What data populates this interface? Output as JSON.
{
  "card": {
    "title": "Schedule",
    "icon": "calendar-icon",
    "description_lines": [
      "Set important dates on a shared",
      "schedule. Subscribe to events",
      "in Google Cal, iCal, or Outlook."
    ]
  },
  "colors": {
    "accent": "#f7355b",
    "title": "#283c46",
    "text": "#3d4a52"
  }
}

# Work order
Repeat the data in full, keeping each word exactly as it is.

# Exercise result
What data populates this interface? Output as JSON.
{
  "card": {
    "title": "Schedule",
    "icon": "calendar-icon",
    "description_lines": [
      "Set important dates on a shared",
      "schedule. Subscribe to events",
      "in Google Cal, iCal, or Outlook."
    ]
  },
  "colors": {
    "accent": "#f7355b",
    "title": "#283c46",
    "text": "#3d4a52"
  }
}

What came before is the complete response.